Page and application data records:
──────────────────────────────

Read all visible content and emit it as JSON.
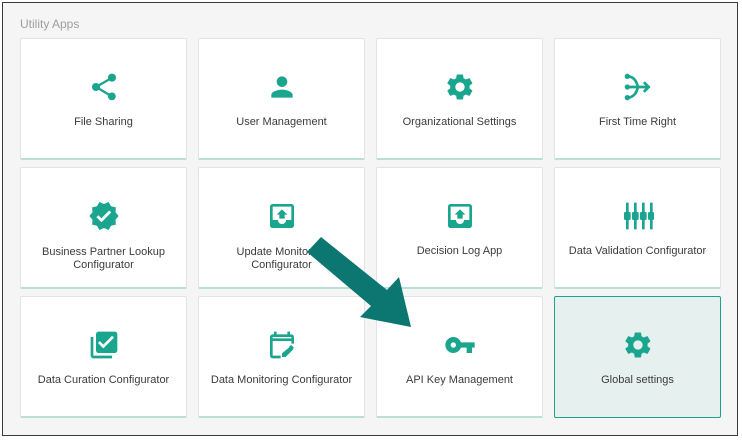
{
  "section": {
    "title": "Utility Apps"
  },
  "colors": {
    "accent": "#1aa58e",
    "arrow": "#0c7671",
    "selected_bg": "#e6f1ef"
  },
  "tiles": [
    {
      "label": "File Sharing",
      "icon": "share-icon"
    },
    {
      "label": "User Management",
      "icon": "person-icon"
    },
    {
      "label": "Organizational Settings",
      "icon": "gear-icon"
    },
    {
      "label": "First Time Right",
      "icon": "split-arrows-icon"
    },
    {
      "label": "Business Partner Lookup Configurator",
      "icon": "verified-badge-icon"
    },
    {
      "label": "Update Monitoring Configurator",
      "icon": "upload-tray-icon"
    },
    {
      "label": "Decision Log App",
      "icon": "upload-tray-icon"
    },
    {
      "label": "Data Validation Configurator",
      "icon": "sliders-icon"
    },
    {
      "label": "Data Curation Configurator",
      "icon": "checklist-stack-icon"
    },
    {
      "label": "Data Monitoring Configurator",
      "icon": "calendar-edit-icon"
    },
    {
      "label": "API Key Management",
      "icon": "key-icon"
    },
    {
      "label": "Global settings",
      "icon": "gear-icon",
      "selected": true
    }
  ]
}
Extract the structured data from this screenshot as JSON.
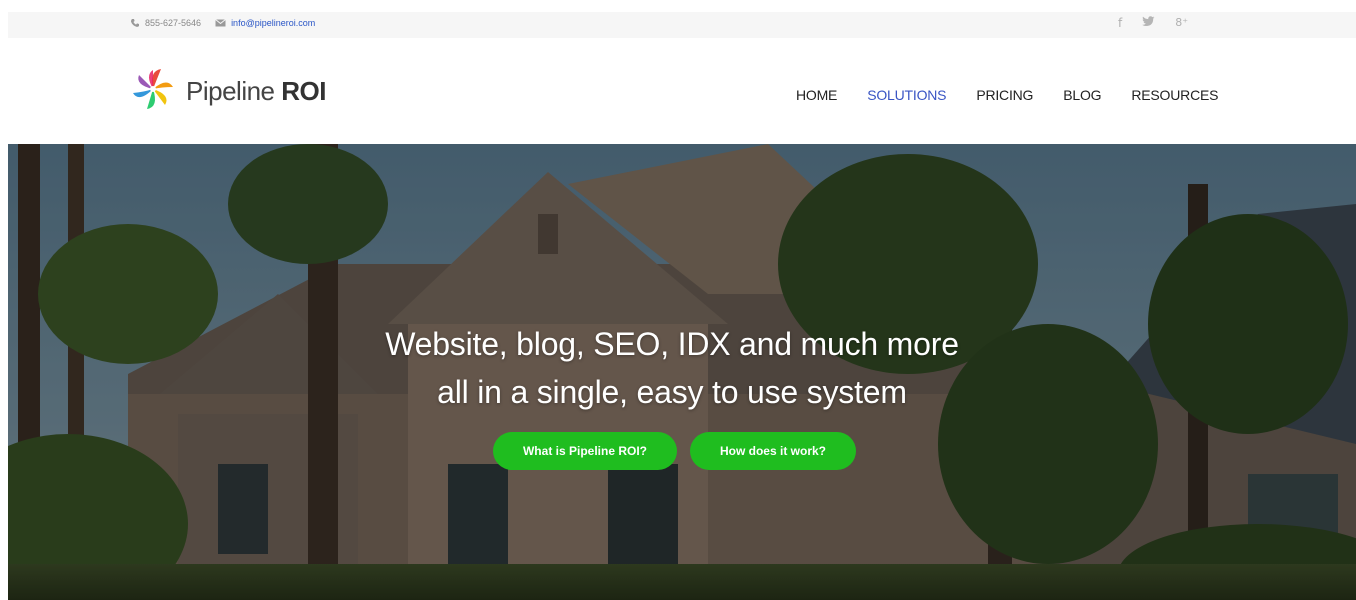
{
  "topbar": {
    "phone": "855-627-5646",
    "email": "info@pipelineroi.com",
    "social": [
      {
        "name": "facebook",
        "glyph": "f"
      },
      {
        "name": "twitter",
        "glyph": "❦"
      },
      {
        "name": "google-plus",
        "glyph": "8⁺"
      }
    ]
  },
  "header": {
    "logo_text_light": "Pipeline",
    "logo_text_bold": "ROI",
    "nav": [
      {
        "label": "HOME",
        "active": false
      },
      {
        "label": "SOLUTIONS",
        "active": true
      },
      {
        "label": "PRICING",
        "active": false
      },
      {
        "label": "BLOG",
        "active": false
      },
      {
        "label": "RESOURCES",
        "active": false
      }
    ]
  },
  "hero": {
    "title_line1": "Website, blog, SEO, IDX and much more",
    "title_line2": "all in a single, easy to use system",
    "button_primary": "What is Pipeline ROI?",
    "button_secondary": "How does it work?"
  },
  "colors": {
    "accent_green": "#1fbd1f",
    "nav_active": "#3a55c4",
    "email_link": "#2a56c6"
  }
}
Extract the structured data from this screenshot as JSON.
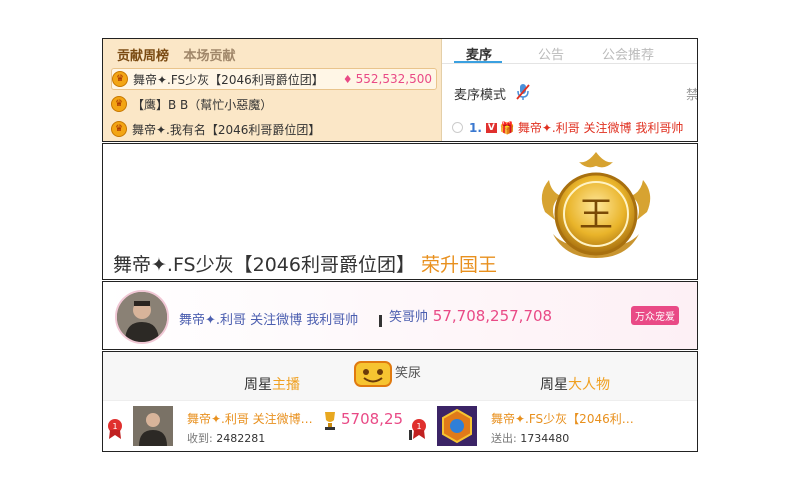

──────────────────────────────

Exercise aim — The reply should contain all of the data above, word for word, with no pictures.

Task solution —
Read all visible content and emit it as JSON.
{
  "section": {
    "title": "Utility Apps"
  },
  "colors": {
    "accent": "#1aa58e",
    "arrow": "#0c7671",
    "selected_bg": "#e6f1ef"
  },
  "tiles": [
    {
      "label": "File Sharing",
      "icon": "share-icon"
    },
    {
      "label": "User Management",
      "icon": "person-icon"
    },
    {
      "label": "Organizational Settings",
      "icon": "gear-icon"
    },
    {
      "label": "First Time Right",
      "icon": "split-arrows-icon"
    },
    {
      "label": "Business Partner Lookup Configurator",
      "icon": "verified-badge-icon"
    },
    {
      "label": "Update Monitoring Configurator",
      "icon": "upload-tray-icon"
    },
    {
      "label": "Decision Log App",
      "icon": "upload-tray-icon"
    },
    {
      "label": "Data Validation Configurator",
      "icon": "sliders-icon"
    },
    {
      "label": "Data Curation Configurator",
      "icon": "checklist-stack-icon"
    },
    {
      "label": "Data Monitoring Configurator",
      "icon": "calendar-edit-icon"
    },
    {
      "label": "API Key Management",
      "icon": "key-icon"
    },
    {
      "label": "Global settings",
      "icon": "gear-icon",
      "selected": true
    }
  ]
}
Extract the structured data from this screenshot as JSON.
{
  "topbar": {
    "phone": "855-627-5646",
    "email": "info@pipelineroi.com",
    "social": [
      {
        "name": "facebook",
        "glyph": "f"
      },
      {
        "name": "twitter",
        "glyph": "❦"
      },
      {
        "name": "google-plus",
        "glyph": "8⁺"
      }
    ]
  },
  "header": {
    "logo_text_light": "Pipeline",
    "logo_text_bold": "ROI",
    "nav": [
      {
        "label": "HOME",
        "active": false
      },
      {
        "label": "SOLUTIONS",
        "active": true
      },
      {
        "label": "PRICING",
        "active": false
      },
      {
        "label": "BLOG",
        "active": false
      },
      {
        "label": "RESOURCES",
        "active": false
      }
    ]
  },
  "hero": {
    "title_line1": "Website, blog, SEO, IDX and much more",
    "title_line2": "all in a single, easy to use system",
    "button_primary": "What is Pipeline ROI?",
    "button_secondary": "How does it work?"
  },
  "colors": {
    "accent_green": "#1fbd1f",
    "nav_active": "#3a55c4",
    "email_link": "#2a56c6"
  }
}
Extract the structured data from this screenshot as JSON.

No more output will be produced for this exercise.